● **What you will do**
Pull every line that includes the word "сервера" out of the data below and copy it.
*** Data records ***
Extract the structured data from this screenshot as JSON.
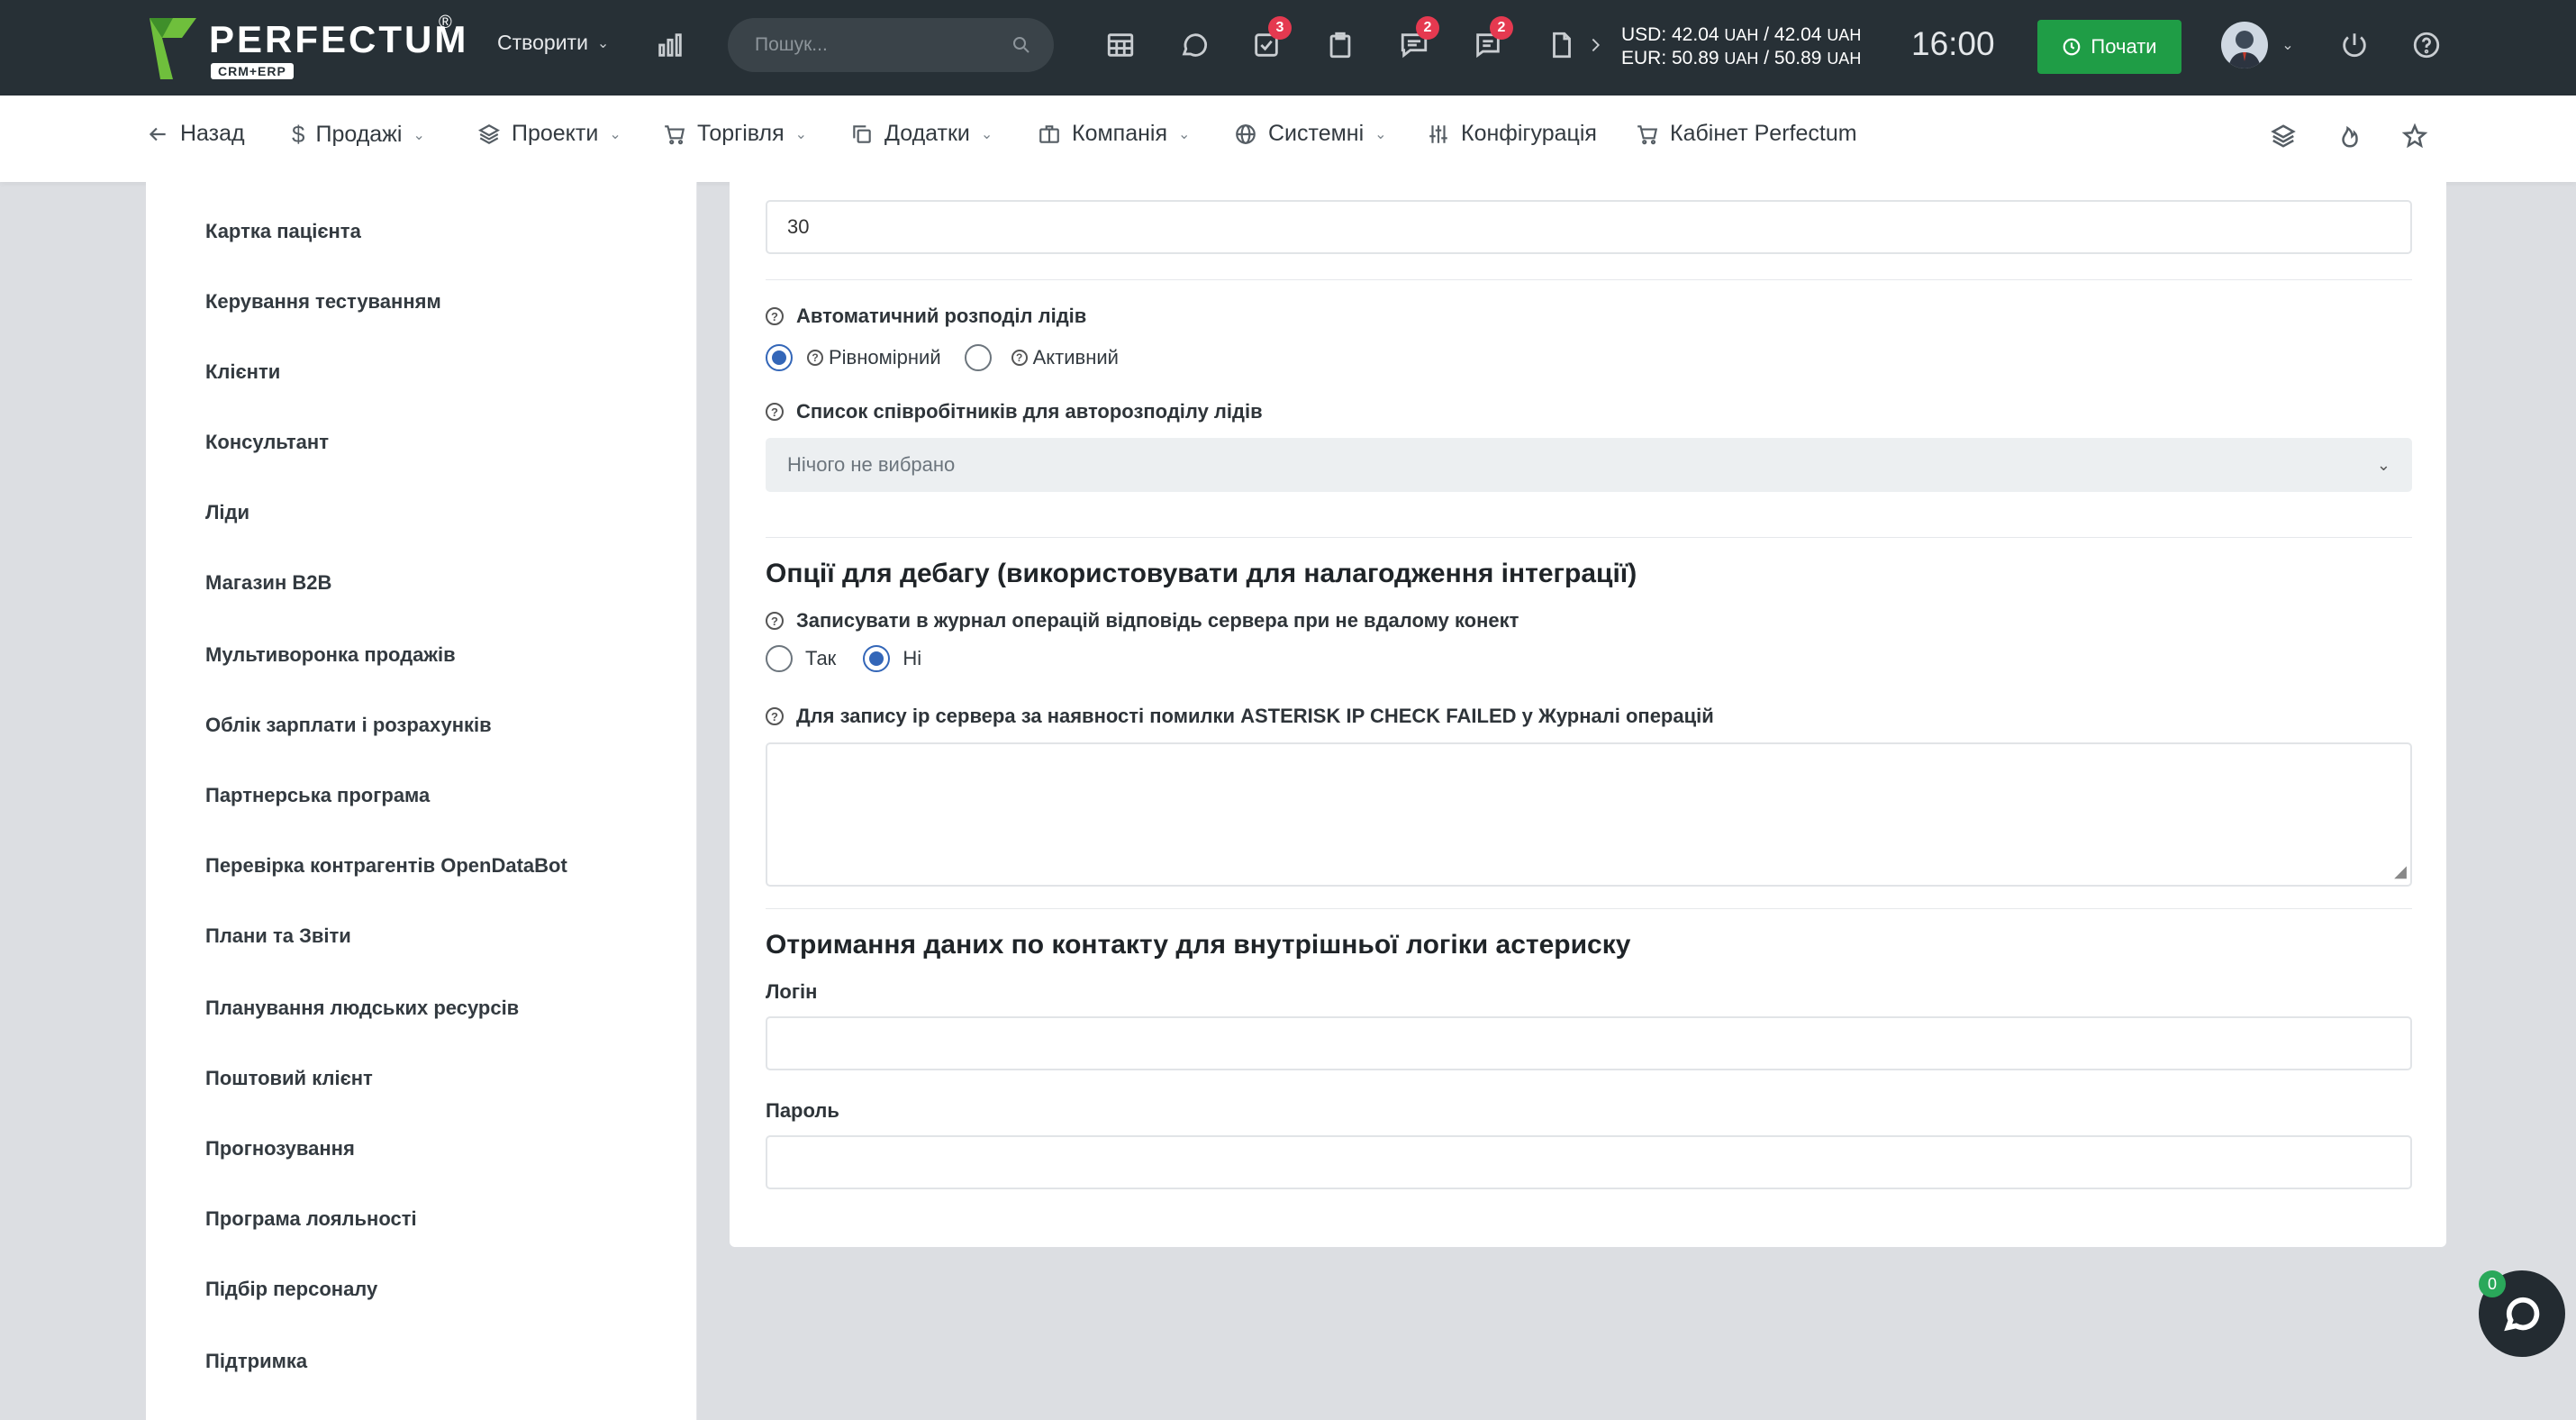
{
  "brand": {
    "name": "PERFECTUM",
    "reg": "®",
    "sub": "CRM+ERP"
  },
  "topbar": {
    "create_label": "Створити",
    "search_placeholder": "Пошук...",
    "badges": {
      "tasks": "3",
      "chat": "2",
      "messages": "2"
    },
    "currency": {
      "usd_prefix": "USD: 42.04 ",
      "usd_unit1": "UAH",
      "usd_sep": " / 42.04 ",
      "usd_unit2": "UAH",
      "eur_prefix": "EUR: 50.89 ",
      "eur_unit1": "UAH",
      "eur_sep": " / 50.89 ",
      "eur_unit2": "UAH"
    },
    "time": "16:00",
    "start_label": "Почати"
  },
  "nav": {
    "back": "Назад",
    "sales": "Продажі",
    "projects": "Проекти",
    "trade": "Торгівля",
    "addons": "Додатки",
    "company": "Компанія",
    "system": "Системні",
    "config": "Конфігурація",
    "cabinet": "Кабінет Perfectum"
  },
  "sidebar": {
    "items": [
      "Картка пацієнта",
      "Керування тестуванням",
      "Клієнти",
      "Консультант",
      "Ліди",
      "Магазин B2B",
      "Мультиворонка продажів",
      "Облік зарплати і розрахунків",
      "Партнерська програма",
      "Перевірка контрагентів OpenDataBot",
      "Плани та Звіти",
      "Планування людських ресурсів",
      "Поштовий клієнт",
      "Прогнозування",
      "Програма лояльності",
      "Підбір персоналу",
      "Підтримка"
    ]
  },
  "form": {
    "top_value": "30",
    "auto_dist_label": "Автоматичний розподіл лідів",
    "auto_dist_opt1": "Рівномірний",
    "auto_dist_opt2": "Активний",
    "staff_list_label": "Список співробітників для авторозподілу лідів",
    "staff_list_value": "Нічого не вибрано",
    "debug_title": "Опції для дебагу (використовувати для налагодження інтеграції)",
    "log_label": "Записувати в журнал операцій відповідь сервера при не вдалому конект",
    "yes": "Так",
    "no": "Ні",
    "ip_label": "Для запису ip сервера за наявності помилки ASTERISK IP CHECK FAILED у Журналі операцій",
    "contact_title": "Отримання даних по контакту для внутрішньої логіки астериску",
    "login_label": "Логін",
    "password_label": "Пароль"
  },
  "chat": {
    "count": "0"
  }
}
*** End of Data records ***
● **Task output**
    "log_label": "Записувати в журнал операцій відповідь сервера при не вдалому конект",
    "ip_label": "Для запису ip сервера за наявності помилки ASTERISK IP CHECK FAILED у Журналі операцій",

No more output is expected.